▸ **AIM OF THE TASK**
Every line of the data below that holds the string "false" needs to be reported.

▸ **MATERIAL FOR THE TASK**
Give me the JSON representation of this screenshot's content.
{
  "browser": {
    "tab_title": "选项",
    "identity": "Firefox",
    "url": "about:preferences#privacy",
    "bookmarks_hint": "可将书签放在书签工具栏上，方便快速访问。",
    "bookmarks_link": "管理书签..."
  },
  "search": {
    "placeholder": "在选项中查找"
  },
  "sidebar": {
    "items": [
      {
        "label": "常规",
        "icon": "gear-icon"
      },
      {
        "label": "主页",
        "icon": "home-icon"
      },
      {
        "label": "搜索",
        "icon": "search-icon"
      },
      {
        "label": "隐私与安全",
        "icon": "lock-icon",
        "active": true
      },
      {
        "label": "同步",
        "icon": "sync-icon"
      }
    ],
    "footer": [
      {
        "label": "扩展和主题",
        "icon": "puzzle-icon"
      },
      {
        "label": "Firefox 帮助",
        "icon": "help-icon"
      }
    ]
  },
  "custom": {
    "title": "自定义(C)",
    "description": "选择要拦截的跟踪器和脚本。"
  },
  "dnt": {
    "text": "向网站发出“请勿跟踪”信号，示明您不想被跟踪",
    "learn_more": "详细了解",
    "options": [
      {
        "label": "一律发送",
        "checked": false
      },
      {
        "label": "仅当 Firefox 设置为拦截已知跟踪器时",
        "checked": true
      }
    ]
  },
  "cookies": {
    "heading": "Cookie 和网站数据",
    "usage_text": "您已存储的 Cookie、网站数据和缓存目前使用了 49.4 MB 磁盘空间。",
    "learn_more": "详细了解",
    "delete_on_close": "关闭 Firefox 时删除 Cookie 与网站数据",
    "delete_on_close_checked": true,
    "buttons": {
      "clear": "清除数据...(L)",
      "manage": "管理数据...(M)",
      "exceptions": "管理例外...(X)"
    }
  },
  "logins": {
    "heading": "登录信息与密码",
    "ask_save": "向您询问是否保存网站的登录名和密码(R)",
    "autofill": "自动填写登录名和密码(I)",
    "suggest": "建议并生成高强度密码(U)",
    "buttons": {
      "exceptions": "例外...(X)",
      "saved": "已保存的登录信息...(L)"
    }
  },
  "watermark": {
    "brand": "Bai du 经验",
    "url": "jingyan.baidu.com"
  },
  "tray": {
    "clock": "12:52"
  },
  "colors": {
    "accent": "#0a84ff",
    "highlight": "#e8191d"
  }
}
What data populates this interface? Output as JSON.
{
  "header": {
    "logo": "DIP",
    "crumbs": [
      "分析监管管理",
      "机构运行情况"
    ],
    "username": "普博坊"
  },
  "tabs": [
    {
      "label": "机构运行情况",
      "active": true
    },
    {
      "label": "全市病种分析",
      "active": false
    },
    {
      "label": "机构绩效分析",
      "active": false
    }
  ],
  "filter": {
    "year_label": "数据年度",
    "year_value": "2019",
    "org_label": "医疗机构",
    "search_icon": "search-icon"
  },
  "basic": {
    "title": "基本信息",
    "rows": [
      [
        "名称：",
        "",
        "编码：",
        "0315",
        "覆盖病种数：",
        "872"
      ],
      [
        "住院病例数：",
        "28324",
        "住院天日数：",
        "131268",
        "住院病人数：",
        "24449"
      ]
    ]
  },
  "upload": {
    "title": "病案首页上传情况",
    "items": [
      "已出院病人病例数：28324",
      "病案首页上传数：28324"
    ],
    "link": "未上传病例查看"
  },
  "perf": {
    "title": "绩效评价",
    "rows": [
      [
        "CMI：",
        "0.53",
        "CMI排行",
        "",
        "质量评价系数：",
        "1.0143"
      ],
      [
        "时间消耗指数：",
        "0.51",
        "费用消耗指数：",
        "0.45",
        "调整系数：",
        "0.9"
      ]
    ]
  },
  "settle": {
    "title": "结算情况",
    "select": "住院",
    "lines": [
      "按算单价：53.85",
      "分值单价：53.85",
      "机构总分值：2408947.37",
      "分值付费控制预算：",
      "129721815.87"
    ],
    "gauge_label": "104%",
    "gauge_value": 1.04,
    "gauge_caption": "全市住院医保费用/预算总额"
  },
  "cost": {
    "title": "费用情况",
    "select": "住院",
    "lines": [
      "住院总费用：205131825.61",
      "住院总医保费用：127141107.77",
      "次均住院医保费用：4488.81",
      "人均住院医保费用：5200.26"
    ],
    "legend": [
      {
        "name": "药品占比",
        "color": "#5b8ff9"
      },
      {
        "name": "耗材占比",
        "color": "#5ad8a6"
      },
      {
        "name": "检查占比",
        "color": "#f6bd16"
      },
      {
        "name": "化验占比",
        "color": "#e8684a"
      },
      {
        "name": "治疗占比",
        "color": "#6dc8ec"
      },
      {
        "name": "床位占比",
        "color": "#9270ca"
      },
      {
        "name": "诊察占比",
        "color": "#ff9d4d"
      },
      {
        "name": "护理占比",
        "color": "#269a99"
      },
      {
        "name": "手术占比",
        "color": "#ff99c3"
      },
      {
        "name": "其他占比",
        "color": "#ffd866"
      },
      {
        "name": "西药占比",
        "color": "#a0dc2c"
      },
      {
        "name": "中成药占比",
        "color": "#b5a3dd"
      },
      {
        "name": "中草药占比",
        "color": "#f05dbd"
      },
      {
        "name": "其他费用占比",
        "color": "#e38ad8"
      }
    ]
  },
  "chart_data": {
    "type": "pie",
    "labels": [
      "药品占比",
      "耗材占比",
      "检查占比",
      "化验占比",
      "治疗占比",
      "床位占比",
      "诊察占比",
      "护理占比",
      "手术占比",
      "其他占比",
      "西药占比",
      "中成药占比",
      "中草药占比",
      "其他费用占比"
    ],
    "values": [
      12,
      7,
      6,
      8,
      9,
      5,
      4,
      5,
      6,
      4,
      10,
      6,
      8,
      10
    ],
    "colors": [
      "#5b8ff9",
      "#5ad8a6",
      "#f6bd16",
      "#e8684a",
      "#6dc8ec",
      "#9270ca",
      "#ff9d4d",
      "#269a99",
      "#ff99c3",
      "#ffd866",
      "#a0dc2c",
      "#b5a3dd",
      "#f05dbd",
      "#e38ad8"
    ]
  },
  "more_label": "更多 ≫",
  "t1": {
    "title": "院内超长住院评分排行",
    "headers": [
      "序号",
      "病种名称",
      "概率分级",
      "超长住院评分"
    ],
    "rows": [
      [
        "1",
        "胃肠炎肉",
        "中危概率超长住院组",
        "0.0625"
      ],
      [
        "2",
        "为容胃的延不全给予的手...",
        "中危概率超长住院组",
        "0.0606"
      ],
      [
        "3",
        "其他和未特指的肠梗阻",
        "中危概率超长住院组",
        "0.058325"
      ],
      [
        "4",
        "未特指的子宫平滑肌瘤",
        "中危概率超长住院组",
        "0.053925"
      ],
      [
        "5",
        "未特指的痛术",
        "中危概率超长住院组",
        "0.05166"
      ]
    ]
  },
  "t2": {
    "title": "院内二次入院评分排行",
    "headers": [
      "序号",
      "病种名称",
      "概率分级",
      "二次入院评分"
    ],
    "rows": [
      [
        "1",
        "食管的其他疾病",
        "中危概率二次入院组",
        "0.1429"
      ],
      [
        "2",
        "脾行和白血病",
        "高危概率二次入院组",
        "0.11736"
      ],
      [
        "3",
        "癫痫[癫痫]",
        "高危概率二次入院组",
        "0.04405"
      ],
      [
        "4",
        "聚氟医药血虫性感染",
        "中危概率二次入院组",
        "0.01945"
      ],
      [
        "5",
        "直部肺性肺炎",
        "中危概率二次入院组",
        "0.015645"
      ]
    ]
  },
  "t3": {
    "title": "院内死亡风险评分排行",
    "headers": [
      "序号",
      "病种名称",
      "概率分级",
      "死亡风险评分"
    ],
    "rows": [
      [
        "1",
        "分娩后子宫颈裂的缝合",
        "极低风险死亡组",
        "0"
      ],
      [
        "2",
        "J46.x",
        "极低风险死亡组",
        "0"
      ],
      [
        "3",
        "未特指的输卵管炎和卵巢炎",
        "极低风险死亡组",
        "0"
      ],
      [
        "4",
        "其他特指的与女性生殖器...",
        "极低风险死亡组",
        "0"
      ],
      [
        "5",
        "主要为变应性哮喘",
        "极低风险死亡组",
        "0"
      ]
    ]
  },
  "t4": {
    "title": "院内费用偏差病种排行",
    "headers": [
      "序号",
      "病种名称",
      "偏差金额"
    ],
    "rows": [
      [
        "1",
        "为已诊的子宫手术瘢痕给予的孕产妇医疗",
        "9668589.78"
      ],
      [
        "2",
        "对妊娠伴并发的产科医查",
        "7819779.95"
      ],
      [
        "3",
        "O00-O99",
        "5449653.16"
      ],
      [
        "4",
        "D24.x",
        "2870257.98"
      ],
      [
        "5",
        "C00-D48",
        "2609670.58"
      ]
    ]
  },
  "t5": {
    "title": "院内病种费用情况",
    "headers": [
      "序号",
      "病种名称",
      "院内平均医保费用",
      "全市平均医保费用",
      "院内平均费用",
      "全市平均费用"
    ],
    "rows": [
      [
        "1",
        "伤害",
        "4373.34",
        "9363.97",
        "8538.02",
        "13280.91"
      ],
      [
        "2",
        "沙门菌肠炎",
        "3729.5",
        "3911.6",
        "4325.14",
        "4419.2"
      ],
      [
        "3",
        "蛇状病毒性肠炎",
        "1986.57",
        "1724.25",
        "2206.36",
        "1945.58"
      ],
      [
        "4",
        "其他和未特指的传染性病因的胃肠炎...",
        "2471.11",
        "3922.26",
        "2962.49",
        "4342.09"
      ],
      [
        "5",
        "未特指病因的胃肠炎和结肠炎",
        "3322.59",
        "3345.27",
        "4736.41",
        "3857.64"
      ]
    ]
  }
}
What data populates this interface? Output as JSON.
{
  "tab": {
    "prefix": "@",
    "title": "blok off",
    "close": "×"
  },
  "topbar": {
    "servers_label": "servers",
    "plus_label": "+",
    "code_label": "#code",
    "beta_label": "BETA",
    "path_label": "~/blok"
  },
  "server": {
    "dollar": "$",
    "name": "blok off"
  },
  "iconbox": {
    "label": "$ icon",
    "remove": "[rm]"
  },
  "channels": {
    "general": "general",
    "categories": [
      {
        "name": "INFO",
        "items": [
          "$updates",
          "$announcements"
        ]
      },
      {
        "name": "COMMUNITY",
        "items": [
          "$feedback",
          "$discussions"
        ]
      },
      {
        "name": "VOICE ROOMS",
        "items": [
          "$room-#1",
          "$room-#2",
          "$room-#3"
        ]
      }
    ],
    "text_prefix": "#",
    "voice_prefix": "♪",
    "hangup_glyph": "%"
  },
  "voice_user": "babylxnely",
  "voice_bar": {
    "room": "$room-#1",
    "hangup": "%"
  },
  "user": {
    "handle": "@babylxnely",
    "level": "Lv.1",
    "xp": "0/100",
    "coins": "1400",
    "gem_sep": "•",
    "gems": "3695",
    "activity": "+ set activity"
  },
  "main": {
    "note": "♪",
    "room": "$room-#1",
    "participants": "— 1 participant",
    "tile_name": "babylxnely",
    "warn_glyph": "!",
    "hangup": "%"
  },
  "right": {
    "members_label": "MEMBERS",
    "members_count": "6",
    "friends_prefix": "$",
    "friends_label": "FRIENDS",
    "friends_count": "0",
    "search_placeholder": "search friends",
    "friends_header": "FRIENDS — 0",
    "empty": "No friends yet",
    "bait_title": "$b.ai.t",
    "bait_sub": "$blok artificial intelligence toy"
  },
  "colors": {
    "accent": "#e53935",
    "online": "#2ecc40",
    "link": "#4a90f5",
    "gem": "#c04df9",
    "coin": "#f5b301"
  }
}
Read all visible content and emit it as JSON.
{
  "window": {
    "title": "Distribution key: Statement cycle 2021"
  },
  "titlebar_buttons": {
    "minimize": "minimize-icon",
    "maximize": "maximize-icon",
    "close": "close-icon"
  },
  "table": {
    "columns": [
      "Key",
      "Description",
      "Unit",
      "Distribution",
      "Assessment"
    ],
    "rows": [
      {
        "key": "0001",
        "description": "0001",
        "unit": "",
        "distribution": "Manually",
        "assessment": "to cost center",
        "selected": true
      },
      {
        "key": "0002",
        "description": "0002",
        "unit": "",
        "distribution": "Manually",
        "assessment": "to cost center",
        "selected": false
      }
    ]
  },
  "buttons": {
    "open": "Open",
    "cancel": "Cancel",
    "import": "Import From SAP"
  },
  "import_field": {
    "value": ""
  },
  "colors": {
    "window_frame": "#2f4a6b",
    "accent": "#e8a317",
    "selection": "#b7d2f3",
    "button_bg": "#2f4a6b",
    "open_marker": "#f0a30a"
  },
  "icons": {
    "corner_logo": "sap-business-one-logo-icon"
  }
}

▸ **ANSWER SPACE**
        "checked": false
      "active": false
      "active": false
        "selected": false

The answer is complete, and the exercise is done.